Out of the Firm and Into the Fire? The Tradeoffs of Going In-House
Let’s begin with this: The FindLaw survey of in-house lawyers is anecdotal, not statistically verified. (FindLaw is the first to admit it.) But the “non-scientific” nature of this research doesn’t invalidate the points raised here. If you’ve been sacrificing your life on the “billable hours altar” of a law firm, those cushy in-house legal jobs may seem like a pretty attractive option. (And, to be sure, working in a corporation’s legal department certainly does have its advantages.) Before plunging headlong into a search for that in-house job, however, you might want to take a look at this two-part blogpost. Just to be sure you’re going into this with both eyes open.
Source: FindLaw | Top 10 Things I Wish I Knew Before I Went In-House
Mandatory On-the-Job Training for Law School Grads?
When compared with other professions (medicine, architecture and dentistry, for example) the legal field requires new graduates to have very little “hands-on” experience. The Clinical Legal Education Association (CLEA) wants to change that — and this group of legal educators has asked that ABA-accredited law schools require a measure of practical training. How large a measure? CLEA recommends 15 credit hours of coursework in legal clinics, practicums and other areas, allowing students to pick up more of the direct experience it seeks to promote.

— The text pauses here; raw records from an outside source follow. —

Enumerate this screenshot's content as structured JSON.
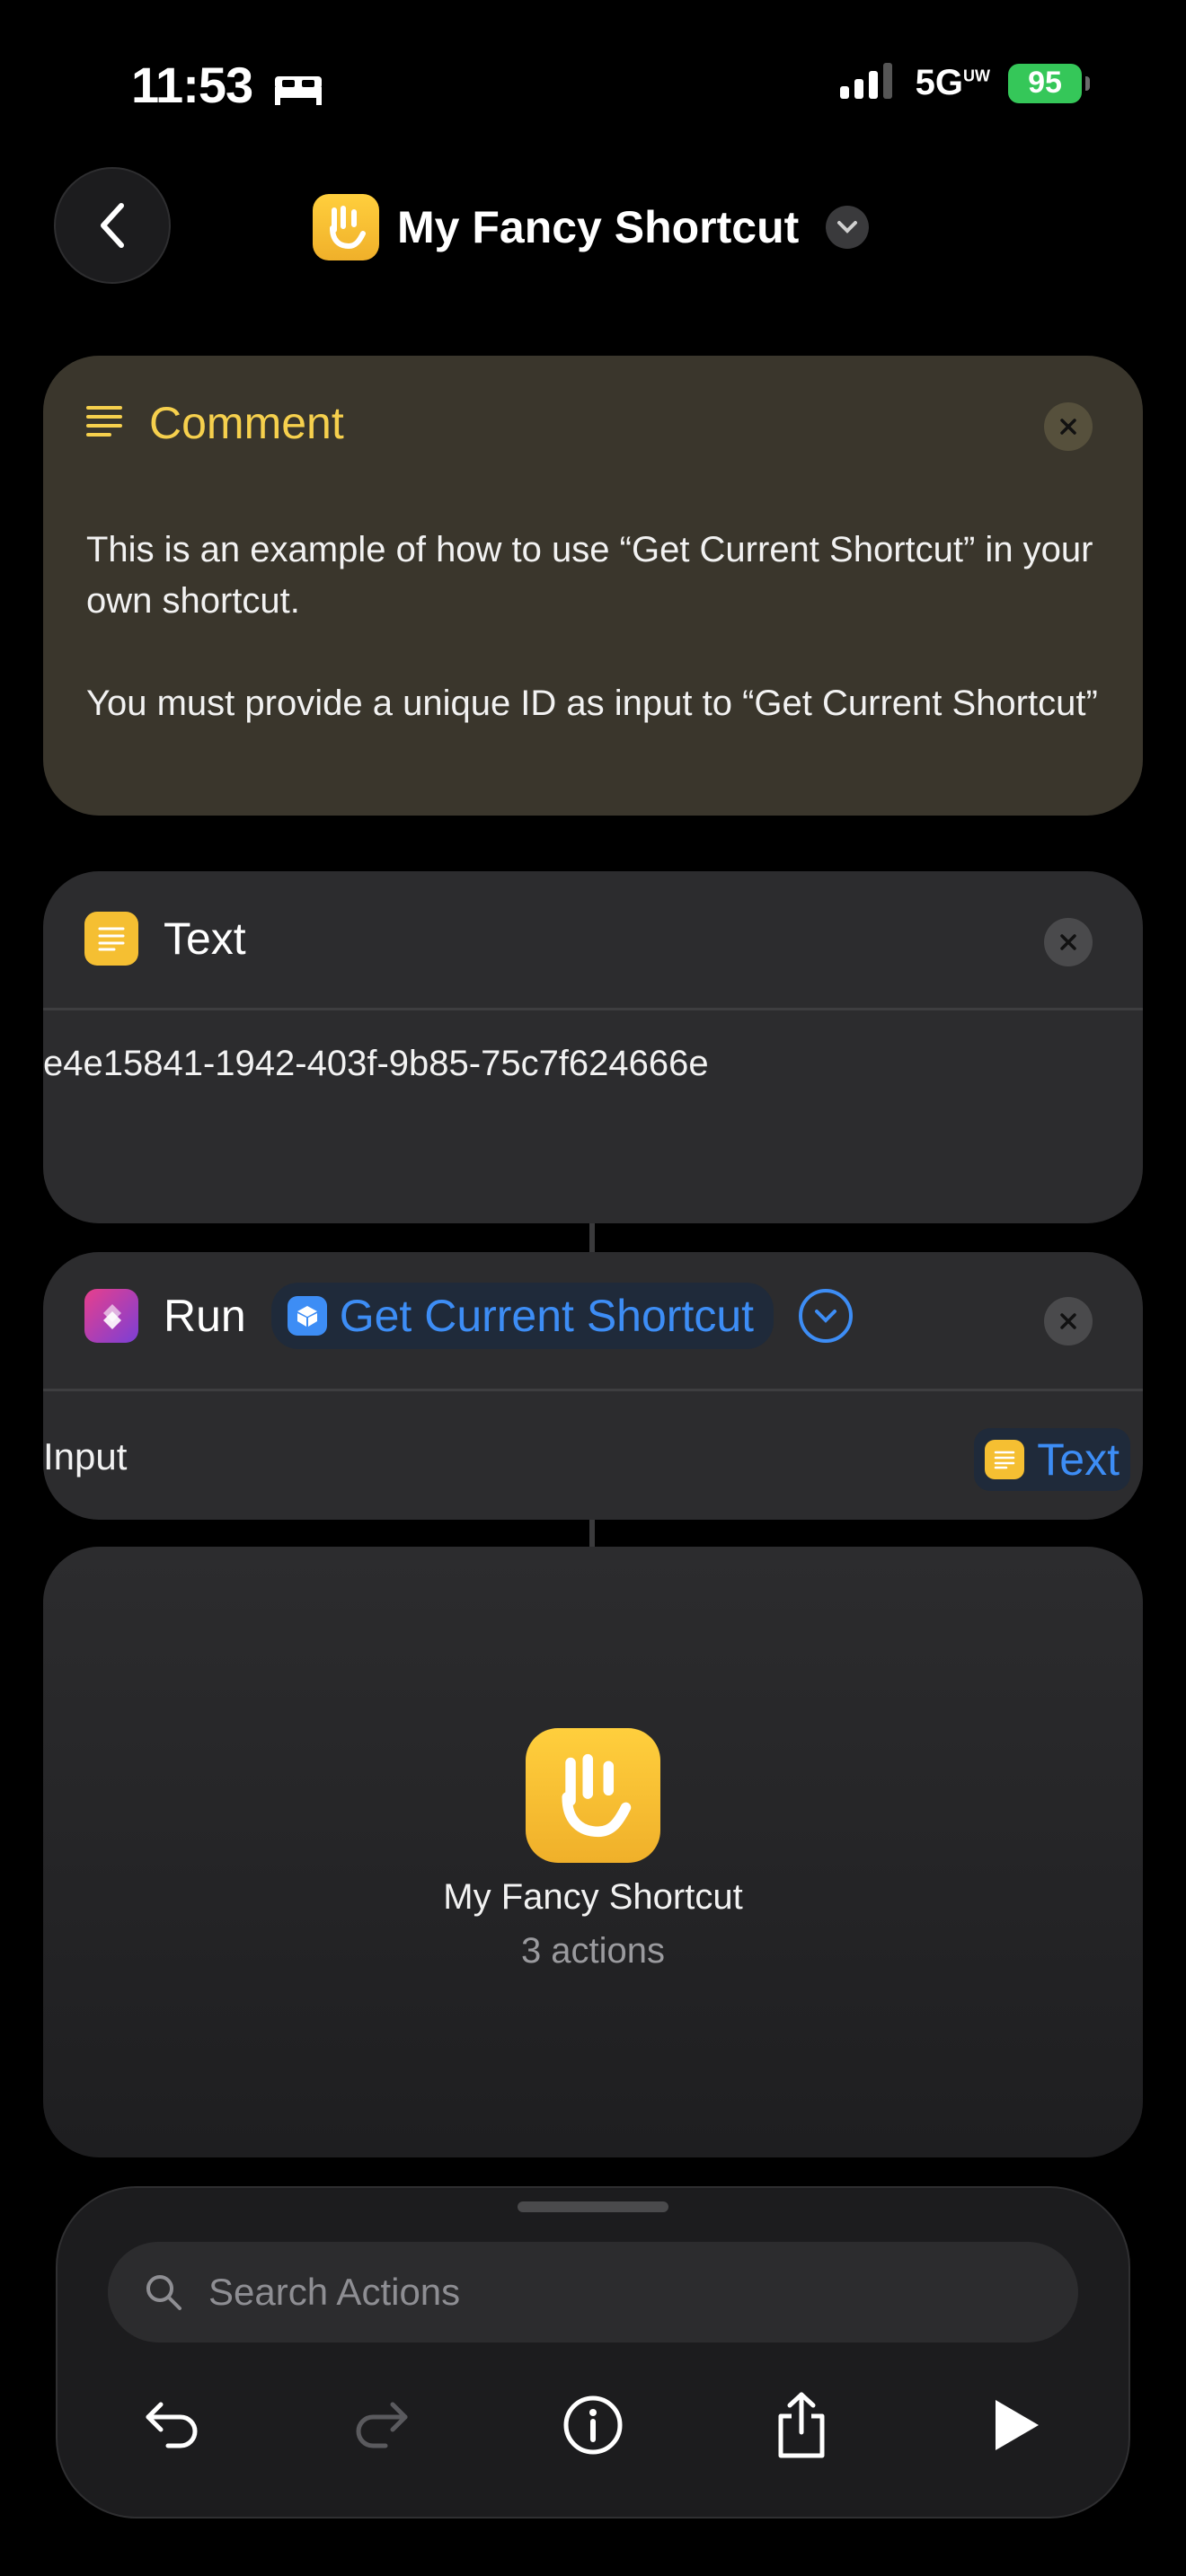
{
  "status_bar": {
    "time": "11:53",
    "network": "5G",
    "network_sup": "UW",
    "battery": "95"
  },
  "header": {
    "title": "My Fancy Shortcut"
  },
  "comment_action": {
    "title": "Comment",
    "paragraphs": [
      "This is an example of how to use “Get Current Shortcut” in your own shortcut.",
      "You must provide a unique ID as input to “Get Current Shortcut”"
    ]
  },
  "text_action": {
    "title": "Text",
    "value": "e4e15841-1942-403f-9b85-75c7f624666e"
  },
  "run_action": {
    "verb": "Run",
    "shortcut_name": "Get Current Shortcut",
    "input_label": "Input",
    "input_value": "Text"
  },
  "shortcut_preview": {
    "name": "My Fancy Shortcut",
    "actions": "3 actions"
  },
  "bottom_panel": {
    "search_placeholder": "Search Actions"
  },
  "colors": {
    "accent": "#3d8df5",
    "comment_title": "#f6d04d",
    "app_yellow": "#f5bf32",
    "background": "#000000"
  }
}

Source: National Law Journal | ABA Pressed to Boost Law Students’ Practical Training
Storing Data in the Cloud? Consider These eDiscovery Issues
Corporations are increasingly likely to find that cloud storage provides convenient and cost-effective solutions for data management. But what’s good for the I.T. Department isn’t always good for the Legal Department — especially when it comes to eDiscovery. Sooner or later, the legal issues surrounding email and documents stored “in the cloud” are likely to require your attention. Why not start thinking about them now? Here are four important cloud-storage issues that you’ll want to consider.
Source: Corporate Counsel | 4 Key Issues in Cloud Storage